- Opening Delimiter -

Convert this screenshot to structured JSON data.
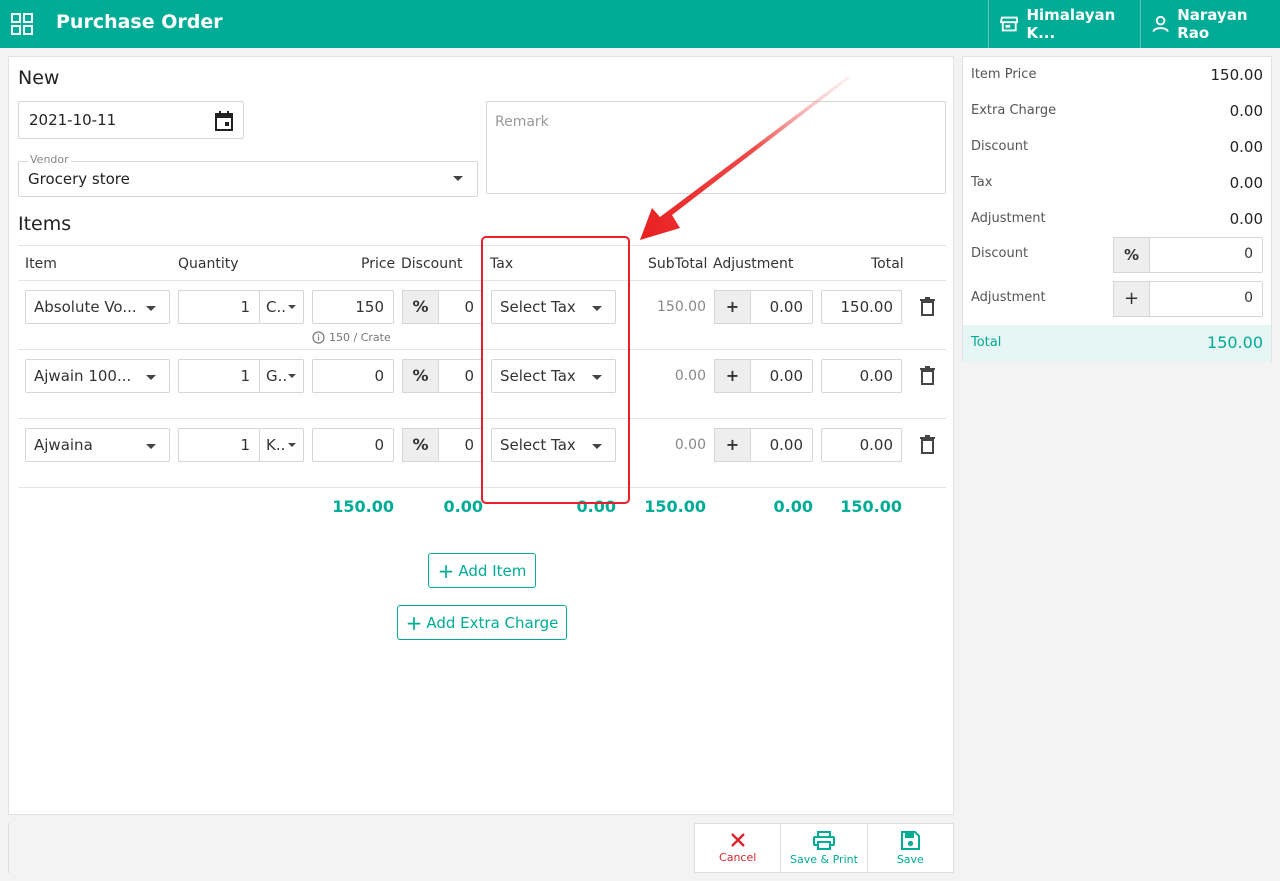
{
  "header": {
    "title": "Purchase Order",
    "store": "Himalayan K...",
    "user": "Narayan Rao"
  },
  "form": {
    "heading": "New",
    "date": "2021-10-11",
    "vendor_label": "Vendor",
    "vendor_value": "Grocery store",
    "remark_placeholder": "Remark"
  },
  "items": {
    "heading": "Items",
    "columns": [
      "Item",
      "Quantity",
      "Price",
      "Discount",
      "Tax",
      "SubTotal",
      "Adjustment",
      "Total"
    ],
    "rows": [
      {
        "item": "Absolute Vo...",
        "qty": "1",
        "unit": "C..",
        "price": "150",
        "discount_type": "%",
        "discount": "0",
        "tax": "Select Tax",
        "subtotal": "150.00",
        "adj_sign": "+",
        "adjustment": "0.00",
        "total": "150.00",
        "hint": "150 / Crate"
      },
      {
        "item": "Ajwain 100...",
        "qty": "1",
        "unit": "G..",
        "price": "0",
        "discount_type": "%",
        "discount": "0",
        "tax": "Select Tax",
        "subtotal": "0.00",
        "adj_sign": "+",
        "adjustment": "0.00",
        "total": "0.00"
      },
      {
        "item": "Ajwaina",
        "qty": "1",
        "unit": "K..",
        "price": "0",
        "discount_type": "%",
        "discount": "0",
        "tax": "Select Tax",
        "subtotal": "0.00",
        "adj_sign": "+",
        "adjustment": "0.00",
        "total": "0.00"
      }
    ],
    "footer": {
      "price": "150.00",
      "discount": "0.00",
      "tax": "0.00",
      "subtotal": "150.00",
      "adjustment": "0.00",
      "total": "150.00"
    },
    "add_item": "Add Item",
    "add_extra_charge": "Add Extra Charge"
  },
  "summary": {
    "rows": [
      {
        "label": "Item Price",
        "value": "150.00"
      },
      {
        "label": "Extra Charge",
        "value": "0.00"
      },
      {
        "label": "Discount",
        "value": "0.00"
      },
      {
        "label": "Tax",
        "value": "0.00"
      },
      {
        "label": "Adjustment",
        "value": "0.00"
      }
    ],
    "discount_label": "Discount",
    "discount_sign": "%",
    "discount_value": "0",
    "adjustment_label": "Adjustment",
    "adjustment_sign": "+",
    "adjustment_value": "0",
    "total_label": "Total",
    "total_value": "150.00"
  },
  "actions": {
    "cancel": "Cancel",
    "save_print": "Save & Print",
    "save": "Save"
  },
  "colors": {
    "brand": "#00ac96",
    "cancel": "#d9262c",
    "annotation": "#e8202a"
  },
  "icons": [
    "apps-grid-icon",
    "store-icon",
    "user-icon",
    "calendar-icon",
    "trash-icon",
    "info-icon",
    "plus-icon",
    "close-icon",
    "printer-icon",
    "save-icon"
  ]
}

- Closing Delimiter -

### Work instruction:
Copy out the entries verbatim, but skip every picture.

### Written reply:
Convert this screenshot to structured JSON data.
{
  "header": {
    "title": "Purchase Order",
    "store": "Himalayan K...",
    "user": "Narayan Rao"
  },
  "form": {
    "heading": "New",
    "date": "2021-10-11",
    "vendor_label": "Vendor",
    "vendor_value": "Grocery store",
    "remark_placeholder": "Remark"
  },
  "items": {
    "heading": "Items",
    "columns": [
      "Item",
      "Quantity",
      "Price",
      "Discount",
      "Tax",
      "SubTotal",
      "Adjustment",
      "Total"
    ],
    "rows": [
      {
        "item": "Absolute Vo...",
        "qty": "1",
        "unit": "C..",
        "price": "150",
        "discount_type": "%",
        "discount": "0",
        "tax": "Select Tax",
        "subtotal": "150.00",
        "adj_sign": "+",
        "adjustment": "0.00",
        "total": "150.00",
        "hint": "150 / Crate"
      },
      {
        "item": "Ajwain 100...",
        "qty": "1",
        "unit": "G..",
        "price": "0",
        "discount_type": "%",
        "discount": "0",
        "tax": "Select Tax",
        "subtotal": "0.00",
        "adj_sign": "+",
        "adjustment": "0.00",
        "total": "0.00"
      },
      {
        "item": "Ajwaina",
        "qty": "1",
        "unit": "K..",
        "price": "0",
        "discount_type": "%",
        "discount": "0",
        "tax": "Select Tax",
        "subtotal": "0.00",
        "adj_sign": "+",
        "adjustment": "0.00",
        "total": "0.00"
      }
    ],
    "footer": {
      "price": "150.00",
      "discount": "0.00",
      "tax": "0.00",
      "subtotal": "150.00",
      "adjustment": "0.00",
      "total": "150.00"
    },
    "add_item": "Add Item",
    "add_extra_charge": "Add Extra Charge"
  },
  "summary": {
    "rows": [
      {
        "label": "Item Price",
        "value": "150.00"
      },
      {
        "label": "Extra Charge",
        "value": "0.00"
      },
      {
        "label": "Discount",
        "value": "0.00"
      },
      {
        "label": "Tax",
        "value": "0.00"
      },
      {
        "label": "Adjustment",
        "value": "0.00"
      }
    ],
    "discount_label": "Discount",
    "discount_sign": "%",
    "discount_value": "0",
    "adjustment_label": "Adjustment",
    "adjustment_sign": "+",
    "adjustment_value": "0",
    "total_label": "Total",
    "total_value": "150.00"
  },
  "actions": {
    "cancel": "Cancel",
    "save_print": "Save & Print",
    "save": "Save"
  },
  "colors": {
    "brand": "#00ac96",
    "cancel": "#d9262c",
    "annotation": "#e8202a"
  },
  "icons": [
    "apps-grid-icon",
    "store-icon",
    "user-icon",
    "calendar-icon",
    "trash-icon",
    "info-icon",
    "plus-icon",
    "close-icon",
    "printer-icon",
    "save-icon"
  ]
}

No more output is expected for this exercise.